Since their vote on Tuesday, Kenyans have been holding their breath in the face of what could be one of the tightest presidential duels in the history of their country.
Calls for peace and unity resounded on Sunday across Kenya, immersed in the endless wait for the results of the August 9 presidential election, which appears particularly tight, according to official results partial.
On Sunday morning, according to the tally carried out by the Electoral Commission (IEBC) with regard to almost half of the polling stations, Vice President William Ruto was leading this elbow-to-elbow with 51.25% of the vote, against 48.09% for Raila Odinga, a historic figure in the opposition now supported by outgoing President Uhuru Kenyatta.
The Commission then cut the live broadcast of the results without giving an explanation.
However, a tally by the Daily Nation, which cited the official data about 70% of the polling stations, indicated in the evening that Mr. Ruto had so far obtained 52.54% of the vote, while Mr. Odinga had obtained 46.78%.
Since their vote on Tuesday, Kenyans have been holding their breath in the face of what could be one of the tightest presidential duels in the country's history. Their patience is unanimously welcomed in a country which, over the past decades, has experienced several episodes of post-election tension and violence, sometimes bloody.
Raila Odinga, a leading figure in the Kenyan opposition, is one of the presidential favourites.
Sunday, Messrs. Ruto and Odinga visited churches in the capital, Nairobi.
Dressed in a white shirt and light jacket, William Ruto called for a peaceful continuation of the election process at a church service: We voted peacefully, we went through this process peacefully, and my prayer is that we end this process peacefully.
Raila Odinga, dressed in a blue tunic, his country color, meanwhile recited a prayer of St. Francis: I want to become an instrument to bring peace, to heal, to unite and to keep hope alive in our country.

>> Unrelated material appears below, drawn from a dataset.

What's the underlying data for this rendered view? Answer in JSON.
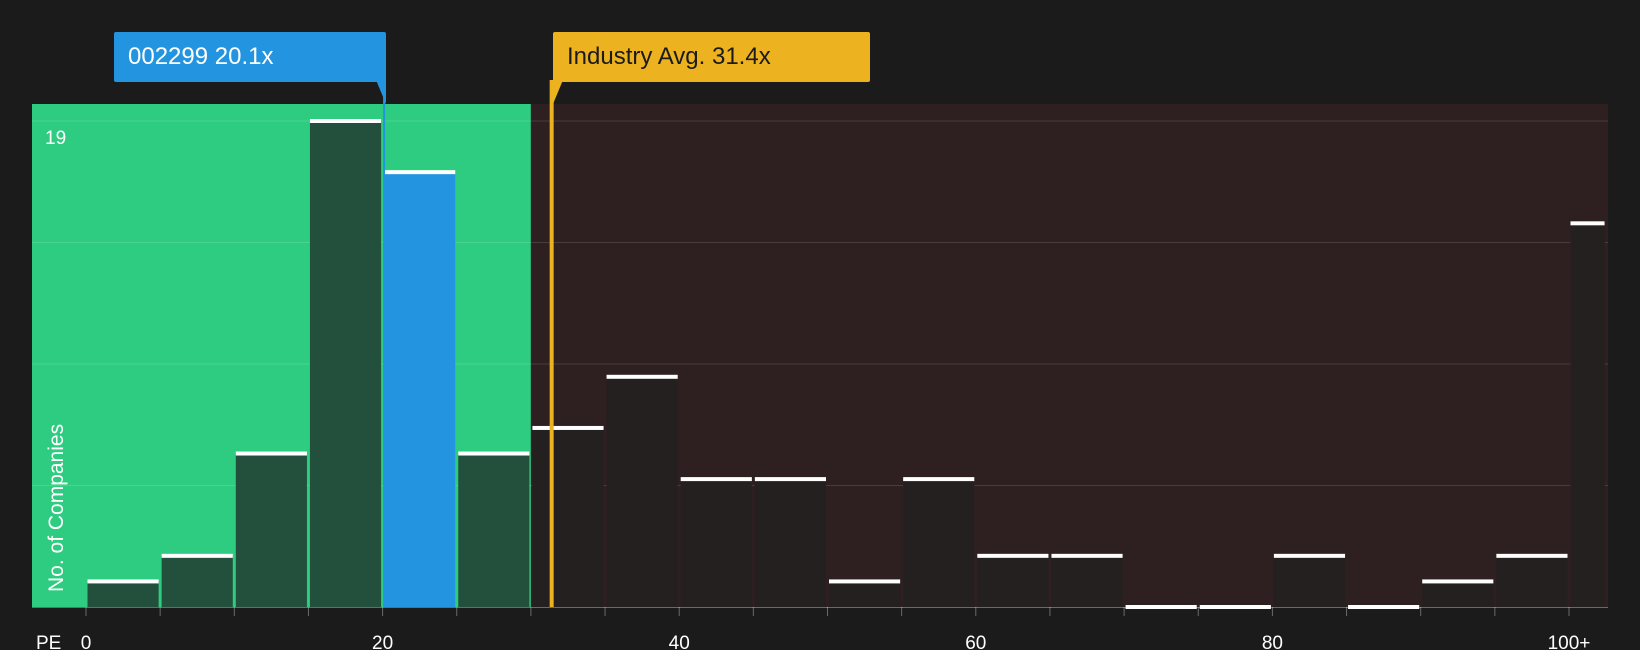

Elsewhere, Sunday services, which are very popular in this religious country, have been the occasion for appeals to responsibility.
When the results are announced, do not create problems or chaos, rather pray for the new president that God has given us, Bishop Washington Ogonyo Ngede launched in front of 300 faithful gathered in Kisumu, stronghold of x27;Odinga in the west of the country.
Kenyans pray for peace and unity in the country , undermined by the presidential election.
Leaders come and go, but Kenya lives forever, added this longtime friend of the Odinga family.
In Eldoret, Ruto's stronghold in the Rift Valley, Catholic Diocese Bishop Dominic Kimengich also called for calm, urging politicians to be very careful with what they say.
We have experienced this as Kenyans, we know that any careless remark […] can easily trigger a conflict, he said before a mass in Yamumbi parish. He asked politicians to accept the will of the people expressed at the ballot box.
Echoing US Secretary of State Antony Blinken on Saturday on Twitter, a fortnight NGOs and trade unions, including Amnesty International, urged patience on Sunday.
We applaud Kenyans for their peaceful conduct during the elections and call for calm while the results are verified, they said in a statement.
Some 22.1 million voters were called to the polls on Tuesday to nominate President Uhuru Kenyatta's successor as well as their governors, parliamentarians and local elected officials.
The results local polls are falling in dribs and drabs. They do not suggest which camp will win the parliamentary majority, but they already mark a historic breakthrough for women.
For the presidential election, the suspense is maximum. If neither of these two candidates wins more than 50% of the vote as well as 25% of the vote in half of the 47 counties, Kenya will go to a second round for the first time.
Vice-President William Ruto is also a presidential favorite: he is even ahead of his main opponent, Raila Odinga.
The IEBC is therefore under pressure, not only because the country, the economic engine of East Africa, is idling while waiting for the results but also because it was strongly criticized five years ago after a presidential election invalidated by the Supreme Court.
On Friday, the Commission recognized that the operations of collecting, counting and verifying the results were longer than expected, slowed down, she said, by interference from political party supporters.
This presidential election is under close scrutiny by the international community. Kenya is indeed a democratic anchor in the region and the results of every presidential election there have been disputed since 2002.
Last Tuesday's poll was marked by a voter turnout of about 65% [compared to 78% in August 2017], against a backdrop of rampant inflation and frustration with the political elite.